Exercise directions: Nothing but the pictures should be left out when the entries below are duplicated.

═════ Provided records

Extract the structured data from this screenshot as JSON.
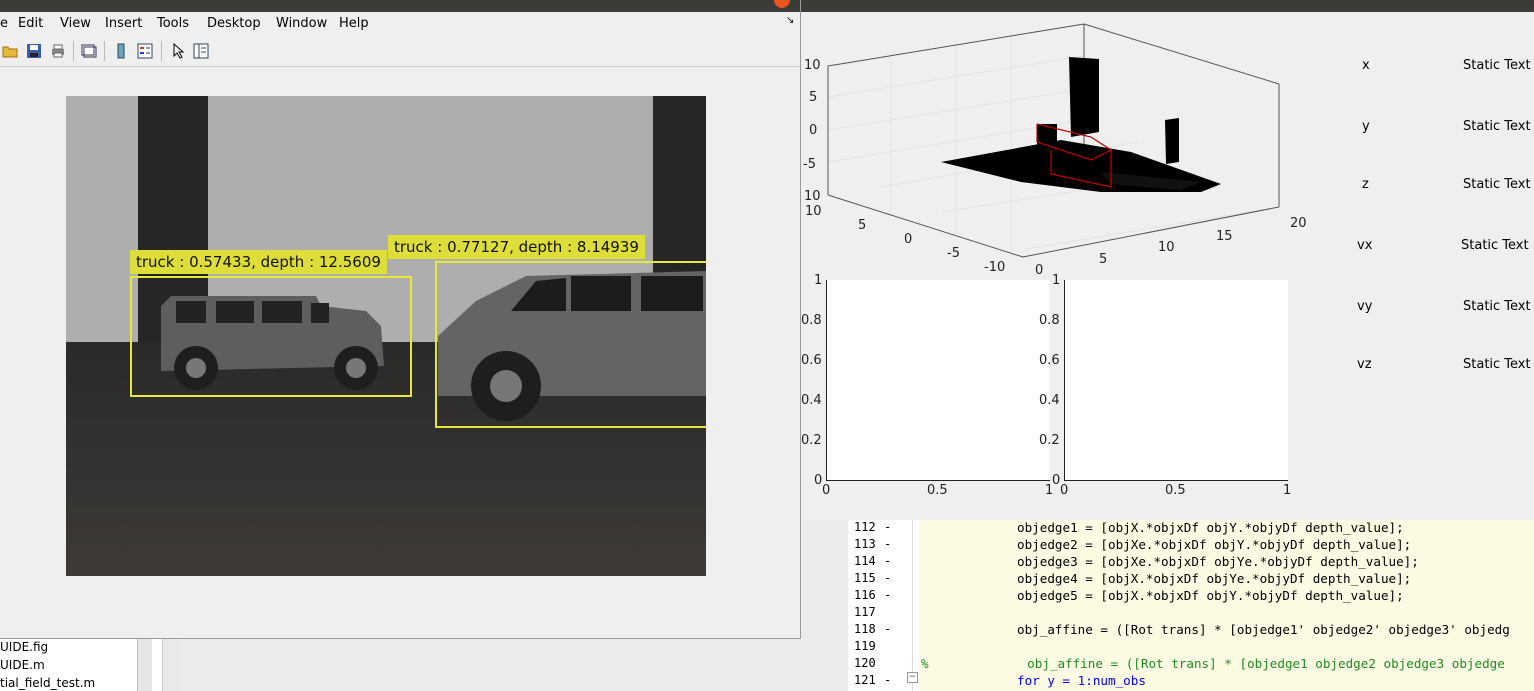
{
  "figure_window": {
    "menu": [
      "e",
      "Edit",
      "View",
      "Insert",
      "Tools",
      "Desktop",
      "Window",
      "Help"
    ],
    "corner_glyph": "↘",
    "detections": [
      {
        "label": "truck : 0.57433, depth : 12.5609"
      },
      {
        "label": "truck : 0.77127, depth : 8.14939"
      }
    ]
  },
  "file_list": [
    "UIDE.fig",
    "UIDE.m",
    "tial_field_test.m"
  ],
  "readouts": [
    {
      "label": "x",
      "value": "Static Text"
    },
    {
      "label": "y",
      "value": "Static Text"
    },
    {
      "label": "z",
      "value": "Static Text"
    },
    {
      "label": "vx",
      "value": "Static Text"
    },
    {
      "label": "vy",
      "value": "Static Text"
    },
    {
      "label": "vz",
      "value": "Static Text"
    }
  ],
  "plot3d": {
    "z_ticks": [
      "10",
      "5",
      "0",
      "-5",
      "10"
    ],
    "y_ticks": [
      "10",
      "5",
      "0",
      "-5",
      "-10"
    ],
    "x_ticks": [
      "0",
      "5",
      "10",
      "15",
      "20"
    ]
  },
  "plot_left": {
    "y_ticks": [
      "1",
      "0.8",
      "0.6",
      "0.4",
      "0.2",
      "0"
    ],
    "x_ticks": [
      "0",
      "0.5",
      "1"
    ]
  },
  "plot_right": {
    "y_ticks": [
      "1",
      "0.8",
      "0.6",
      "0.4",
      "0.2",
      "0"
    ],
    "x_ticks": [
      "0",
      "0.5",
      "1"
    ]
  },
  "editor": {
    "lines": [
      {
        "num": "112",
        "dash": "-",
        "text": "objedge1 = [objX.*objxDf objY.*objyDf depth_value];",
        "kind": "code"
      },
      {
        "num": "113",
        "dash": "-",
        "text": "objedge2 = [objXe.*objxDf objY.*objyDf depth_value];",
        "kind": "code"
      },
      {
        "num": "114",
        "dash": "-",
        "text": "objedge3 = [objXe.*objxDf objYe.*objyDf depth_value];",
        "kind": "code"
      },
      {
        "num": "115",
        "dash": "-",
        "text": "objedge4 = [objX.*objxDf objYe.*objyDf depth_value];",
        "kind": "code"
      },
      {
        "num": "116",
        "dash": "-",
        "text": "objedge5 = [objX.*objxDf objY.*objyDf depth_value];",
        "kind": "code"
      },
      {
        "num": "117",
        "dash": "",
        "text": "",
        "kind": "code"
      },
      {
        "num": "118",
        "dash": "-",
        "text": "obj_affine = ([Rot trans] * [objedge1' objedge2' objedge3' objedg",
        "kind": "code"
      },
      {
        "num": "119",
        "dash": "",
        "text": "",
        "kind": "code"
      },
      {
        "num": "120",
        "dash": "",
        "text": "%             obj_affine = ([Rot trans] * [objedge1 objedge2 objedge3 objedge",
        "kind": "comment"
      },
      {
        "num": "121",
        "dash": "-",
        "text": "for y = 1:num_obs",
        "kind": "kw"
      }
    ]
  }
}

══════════

Exercise answer:
Extract the structured data from this screenshot as JSON.
{
  "figure_window": {
    "menu": [
      "e",
      "Edit",
      "View",
      "Insert",
      "Tools",
      "Desktop",
      "Window",
      "Help"
    ],
    "corner_glyph": "↘",
    "detections": [
      {
        "label": "truck : 0.57433, depth : 12.5609"
      },
      {
        "label": "truck : 0.77127, depth : 8.14939"
      }
    ]
  },
  "file_list": [
    "UIDE.fig",
    "UIDE.m",
    "tial_field_test.m"
  ],
  "readouts": [
    {
      "label": "x",
      "value": "Static Text"
    },
    {
      "label": "y",
      "value": "Static Text"
    },
    {
      "label": "z",
      "value": "Static Text"
    },
    {
      "label": "vx",
      "value": "Static Text"
    },
    {
      "label": "vy",
      "value": "Static Text"
    },
    {
      "label": "vz",
      "value": "Static Text"
    }
  ],
  "plot3d": {
    "z_ticks": [
      "10",
      "5",
      "0",
      "-5",
      "10"
    ],
    "y_ticks": [
      "10",
      "5",
      "0",
      "-5",
      "-10"
    ],
    "x_ticks": [
      "0",
      "5",
      "10",
      "15",
      "20"
    ]
  },
  "plot_left": {
    "y_ticks": [
      "1",
      "0.8",
      "0.6",
      "0.4",
      "0.2",
      "0"
    ],
    "x_ticks": [
      "0",
      "0.5",
      "1"
    ]
  },
  "plot_right": {
    "y_ticks": [
      "1",
      "0.8",
      "0.6",
      "0.4",
      "0.2",
      "0"
    ],
    "x_ticks": [
      "0",
      "0.5",
      "1"
    ]
  },
  "editor": {
    "lines": [
      {
        "num": "112",
        "dash": "-",
        "text": "objedge1 = [objX.*objxDf objY.*objyDf depth_value];",
        "kind": "code"
      },
      {
        "num": "113",
        "dash": "-",
        "text": "objedge2 = [objXe.*objxDf objY.*objyDf depth_value];",
        "kind": "code"
      },
      {
        "num": "114",
        "dash": "-",
        "text": "objedge3 = [objXe.*objxDf objYe.*objyDf depth_value];",
        "kind": "code"
      },
      {
        "num": "115",
        "dash": "-",
        "text": "objedge4 = [objX.*objxDf objYe.*objyDf depth_value];",
        "kind": "code"
      },
      {
        "num": "116",
        "dash": "-",
        "text": "objedge5 = [objX.*objxDf objY.*objyDf depth_value];",
        "kind": "code"
      },
      {
        "num": "117",
        "dash": "",
        "text": "",
        "kind": "code"
      },
      {
        "num": "118",
        "dash": "-",
        "text": "obj_affine = ([Rot trans] * [objedge1' objedge2' objedge3' objedg",
        "kind": "code"
      },
      {
        "num": "119",
        "dash": "",
        "text": "",
        "kind": "code"
      },
      {
        "num": "120",
        "dash": "",
        "text": "%             obj_affine = ([Rot trans] * [objedge1 objedge2 objedge3 objedge",
        "kind": "comment"
      },
      {
        "num": "121",
        "dash": "-",
        "text": "for y = 1:num_obs",
        "kind": "kw"
      }
    ]
  }
}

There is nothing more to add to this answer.